The first OEM, also known as the OEM agreement, is a company whose products are used as components in another company`s products, which then sells the finished item to users. An OEM product can be designed and manufactured to specifications other than the suppliers` primary product specifications. From the outset, they must have a clear picture of these design and manufacturing rights, prices and production rights, and intellectual property rights. This means that you need an ODM agreement that determines how they are resolved. Once again, the only way to resolve these problems is to confront them in advance with a detailed MDG agreement containing a solution to these issues that is fair to both parties. There is no simple and legal answer to any of these difficult questions. Or rather, the legal default in most countries will favor the position of the overseas plant. In the absence of a clear agreement on how to proceed, the foreign buyer will lose roughly every time. Foreign companies must decide whether the agreement with your Chinese manufacturer is exclusive or not. According to well-established Chinese law firms, if you wish to grant an exclusive right to manufacture either complete or partial of your products, you must say the agreement accordingly and take care of these different scenarios. The products to be manufactured should be clearly defined in the agreement, as well as the specifications of the products that should be described in detail. The creation of a clear manufacturing agreement can alleviate the various legal problems associated with production abroad.
Before discussing the most important terms of your manufacturing contract, we will briefly explain why it is so important to have such a contract, even in countries where legal systems are weak. There are three reasons why it makes sense to have a contract with your manufacturer, and only one of these reasons is applicability in court: 3. Delivery specifications. As a general rule, OEM agreements provide for a specific delivery port. However, if you have multiple ports and delivery points, or if you are likely to do so, the agreement should provide that the port or place of delivery is indicated in the orders.

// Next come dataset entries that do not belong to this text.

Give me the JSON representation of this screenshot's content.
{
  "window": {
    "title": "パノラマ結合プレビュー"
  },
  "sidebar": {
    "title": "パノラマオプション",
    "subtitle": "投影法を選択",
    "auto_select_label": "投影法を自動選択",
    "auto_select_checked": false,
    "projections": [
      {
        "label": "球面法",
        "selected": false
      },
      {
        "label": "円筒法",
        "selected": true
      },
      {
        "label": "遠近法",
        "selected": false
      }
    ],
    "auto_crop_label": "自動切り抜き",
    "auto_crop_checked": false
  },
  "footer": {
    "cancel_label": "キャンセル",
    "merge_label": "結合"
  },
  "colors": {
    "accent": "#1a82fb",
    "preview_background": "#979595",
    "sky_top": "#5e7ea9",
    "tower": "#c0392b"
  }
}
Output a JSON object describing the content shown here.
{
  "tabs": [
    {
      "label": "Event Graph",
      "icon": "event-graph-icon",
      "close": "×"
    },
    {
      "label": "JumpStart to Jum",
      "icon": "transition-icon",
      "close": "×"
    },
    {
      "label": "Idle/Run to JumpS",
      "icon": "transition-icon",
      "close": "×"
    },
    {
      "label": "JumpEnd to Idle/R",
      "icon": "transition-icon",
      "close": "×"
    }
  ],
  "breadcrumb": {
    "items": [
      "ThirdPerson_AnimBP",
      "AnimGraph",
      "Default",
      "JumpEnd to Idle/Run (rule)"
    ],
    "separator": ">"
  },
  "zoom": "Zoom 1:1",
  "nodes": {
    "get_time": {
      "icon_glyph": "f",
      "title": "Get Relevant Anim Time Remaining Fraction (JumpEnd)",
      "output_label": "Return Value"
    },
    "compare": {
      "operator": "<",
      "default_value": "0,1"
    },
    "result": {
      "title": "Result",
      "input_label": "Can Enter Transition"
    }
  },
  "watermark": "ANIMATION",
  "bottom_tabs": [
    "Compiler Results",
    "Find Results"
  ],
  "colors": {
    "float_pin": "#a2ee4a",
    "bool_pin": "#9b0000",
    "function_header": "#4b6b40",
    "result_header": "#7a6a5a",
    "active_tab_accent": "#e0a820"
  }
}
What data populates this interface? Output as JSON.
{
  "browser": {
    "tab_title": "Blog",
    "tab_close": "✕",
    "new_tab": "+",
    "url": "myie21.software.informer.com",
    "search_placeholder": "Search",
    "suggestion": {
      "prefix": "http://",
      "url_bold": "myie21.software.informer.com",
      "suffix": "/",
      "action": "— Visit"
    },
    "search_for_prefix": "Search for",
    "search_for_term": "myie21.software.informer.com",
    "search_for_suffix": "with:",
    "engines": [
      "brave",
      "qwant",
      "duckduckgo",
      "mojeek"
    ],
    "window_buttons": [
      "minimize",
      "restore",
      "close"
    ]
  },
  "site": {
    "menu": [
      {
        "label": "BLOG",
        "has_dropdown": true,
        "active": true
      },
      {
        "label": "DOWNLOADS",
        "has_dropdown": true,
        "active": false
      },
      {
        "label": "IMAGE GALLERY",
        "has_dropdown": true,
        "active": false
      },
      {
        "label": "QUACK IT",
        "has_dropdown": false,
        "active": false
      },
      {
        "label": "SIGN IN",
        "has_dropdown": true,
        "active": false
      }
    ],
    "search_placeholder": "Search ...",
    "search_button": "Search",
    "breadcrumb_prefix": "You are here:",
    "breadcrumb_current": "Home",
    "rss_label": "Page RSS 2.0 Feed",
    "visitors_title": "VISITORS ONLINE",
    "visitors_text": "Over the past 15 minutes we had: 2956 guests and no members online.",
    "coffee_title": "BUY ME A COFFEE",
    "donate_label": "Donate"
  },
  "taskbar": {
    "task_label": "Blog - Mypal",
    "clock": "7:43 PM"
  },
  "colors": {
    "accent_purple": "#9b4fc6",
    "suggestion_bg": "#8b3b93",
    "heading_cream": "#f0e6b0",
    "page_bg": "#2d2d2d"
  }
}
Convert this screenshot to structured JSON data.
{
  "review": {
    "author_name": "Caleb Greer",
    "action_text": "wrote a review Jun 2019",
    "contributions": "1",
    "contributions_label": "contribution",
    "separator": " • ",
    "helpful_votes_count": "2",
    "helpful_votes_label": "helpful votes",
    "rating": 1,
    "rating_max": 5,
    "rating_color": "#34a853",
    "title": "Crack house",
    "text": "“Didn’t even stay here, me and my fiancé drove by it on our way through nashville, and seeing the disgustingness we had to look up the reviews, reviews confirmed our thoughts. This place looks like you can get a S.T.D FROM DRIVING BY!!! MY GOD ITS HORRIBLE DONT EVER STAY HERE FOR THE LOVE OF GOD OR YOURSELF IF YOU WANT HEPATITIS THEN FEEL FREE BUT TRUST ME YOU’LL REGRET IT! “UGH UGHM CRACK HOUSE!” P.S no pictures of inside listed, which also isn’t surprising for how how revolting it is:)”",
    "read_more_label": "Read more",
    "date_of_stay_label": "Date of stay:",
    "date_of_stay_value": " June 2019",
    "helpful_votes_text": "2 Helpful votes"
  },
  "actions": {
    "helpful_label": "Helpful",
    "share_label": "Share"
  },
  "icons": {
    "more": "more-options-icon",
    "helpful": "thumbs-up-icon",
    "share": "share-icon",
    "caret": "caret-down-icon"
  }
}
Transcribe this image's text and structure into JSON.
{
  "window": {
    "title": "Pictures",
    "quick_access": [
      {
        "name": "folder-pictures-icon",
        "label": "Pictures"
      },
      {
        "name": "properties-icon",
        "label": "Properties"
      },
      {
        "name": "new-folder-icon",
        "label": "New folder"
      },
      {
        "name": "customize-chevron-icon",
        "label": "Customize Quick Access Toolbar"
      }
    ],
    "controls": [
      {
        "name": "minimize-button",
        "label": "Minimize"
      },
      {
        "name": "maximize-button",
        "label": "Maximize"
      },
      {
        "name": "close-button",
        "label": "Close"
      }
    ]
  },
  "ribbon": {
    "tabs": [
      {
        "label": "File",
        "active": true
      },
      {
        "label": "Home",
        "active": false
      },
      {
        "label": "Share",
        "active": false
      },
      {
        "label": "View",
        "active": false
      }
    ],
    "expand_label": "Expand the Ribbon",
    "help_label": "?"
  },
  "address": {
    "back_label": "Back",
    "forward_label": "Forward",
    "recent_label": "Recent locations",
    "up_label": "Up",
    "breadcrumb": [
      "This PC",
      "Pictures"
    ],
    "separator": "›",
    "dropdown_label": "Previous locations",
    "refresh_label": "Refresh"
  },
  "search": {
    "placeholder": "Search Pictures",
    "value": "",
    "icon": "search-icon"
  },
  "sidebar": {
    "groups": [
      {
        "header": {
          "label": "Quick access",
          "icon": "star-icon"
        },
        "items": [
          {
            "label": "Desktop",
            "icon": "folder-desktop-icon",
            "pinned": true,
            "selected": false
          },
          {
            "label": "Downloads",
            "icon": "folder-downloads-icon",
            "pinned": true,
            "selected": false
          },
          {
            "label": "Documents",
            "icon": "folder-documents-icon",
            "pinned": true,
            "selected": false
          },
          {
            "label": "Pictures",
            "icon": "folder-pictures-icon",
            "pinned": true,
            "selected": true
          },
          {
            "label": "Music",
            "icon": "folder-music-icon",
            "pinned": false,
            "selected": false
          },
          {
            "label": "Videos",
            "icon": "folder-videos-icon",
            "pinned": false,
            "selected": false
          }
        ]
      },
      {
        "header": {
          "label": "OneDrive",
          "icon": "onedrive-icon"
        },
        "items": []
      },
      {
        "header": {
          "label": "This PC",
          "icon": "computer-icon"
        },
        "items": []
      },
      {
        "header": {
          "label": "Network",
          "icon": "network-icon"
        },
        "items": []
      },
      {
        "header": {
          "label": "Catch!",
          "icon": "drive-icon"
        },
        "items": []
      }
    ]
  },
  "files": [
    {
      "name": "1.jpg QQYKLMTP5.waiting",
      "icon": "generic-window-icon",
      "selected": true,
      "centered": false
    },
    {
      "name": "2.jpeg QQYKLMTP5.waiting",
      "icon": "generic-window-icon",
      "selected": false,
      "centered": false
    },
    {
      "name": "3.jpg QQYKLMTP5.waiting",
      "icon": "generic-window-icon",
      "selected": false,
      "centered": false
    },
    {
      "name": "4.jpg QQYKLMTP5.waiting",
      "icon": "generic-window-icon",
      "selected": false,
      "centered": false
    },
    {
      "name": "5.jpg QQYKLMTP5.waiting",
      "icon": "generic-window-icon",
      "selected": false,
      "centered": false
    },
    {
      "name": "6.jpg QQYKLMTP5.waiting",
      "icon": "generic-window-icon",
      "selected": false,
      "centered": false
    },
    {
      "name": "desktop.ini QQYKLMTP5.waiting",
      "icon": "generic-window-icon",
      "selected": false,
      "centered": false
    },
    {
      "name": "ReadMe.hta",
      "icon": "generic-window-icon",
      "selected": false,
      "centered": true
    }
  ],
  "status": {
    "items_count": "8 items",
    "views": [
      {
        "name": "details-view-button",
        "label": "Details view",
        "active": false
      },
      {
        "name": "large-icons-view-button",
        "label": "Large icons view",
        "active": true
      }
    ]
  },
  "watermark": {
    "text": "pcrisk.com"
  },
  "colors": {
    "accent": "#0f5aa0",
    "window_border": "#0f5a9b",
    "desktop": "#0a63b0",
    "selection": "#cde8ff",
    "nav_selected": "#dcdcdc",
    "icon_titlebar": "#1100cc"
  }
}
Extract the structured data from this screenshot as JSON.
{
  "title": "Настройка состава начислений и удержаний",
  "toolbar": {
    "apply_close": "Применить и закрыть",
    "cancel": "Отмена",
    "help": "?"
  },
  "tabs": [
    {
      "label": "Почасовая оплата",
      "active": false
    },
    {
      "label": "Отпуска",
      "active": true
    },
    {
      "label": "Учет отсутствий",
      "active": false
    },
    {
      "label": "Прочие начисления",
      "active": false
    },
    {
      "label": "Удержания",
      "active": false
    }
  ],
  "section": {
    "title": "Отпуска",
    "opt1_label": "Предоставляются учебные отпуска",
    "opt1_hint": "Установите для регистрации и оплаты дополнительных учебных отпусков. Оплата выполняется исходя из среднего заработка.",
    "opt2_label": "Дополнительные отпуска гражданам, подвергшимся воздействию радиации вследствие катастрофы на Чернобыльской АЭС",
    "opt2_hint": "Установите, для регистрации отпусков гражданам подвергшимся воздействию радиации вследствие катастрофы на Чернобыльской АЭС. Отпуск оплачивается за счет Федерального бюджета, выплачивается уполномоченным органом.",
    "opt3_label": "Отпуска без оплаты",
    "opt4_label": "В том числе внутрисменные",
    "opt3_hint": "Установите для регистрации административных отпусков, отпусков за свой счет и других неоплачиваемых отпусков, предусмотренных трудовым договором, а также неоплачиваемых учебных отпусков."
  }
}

Given that China has become the world`s leading production base, it is clear that companies around the world want to make the most of it. An OEM agreement could prove to be the most effective instrument for conducting smooth trade in China.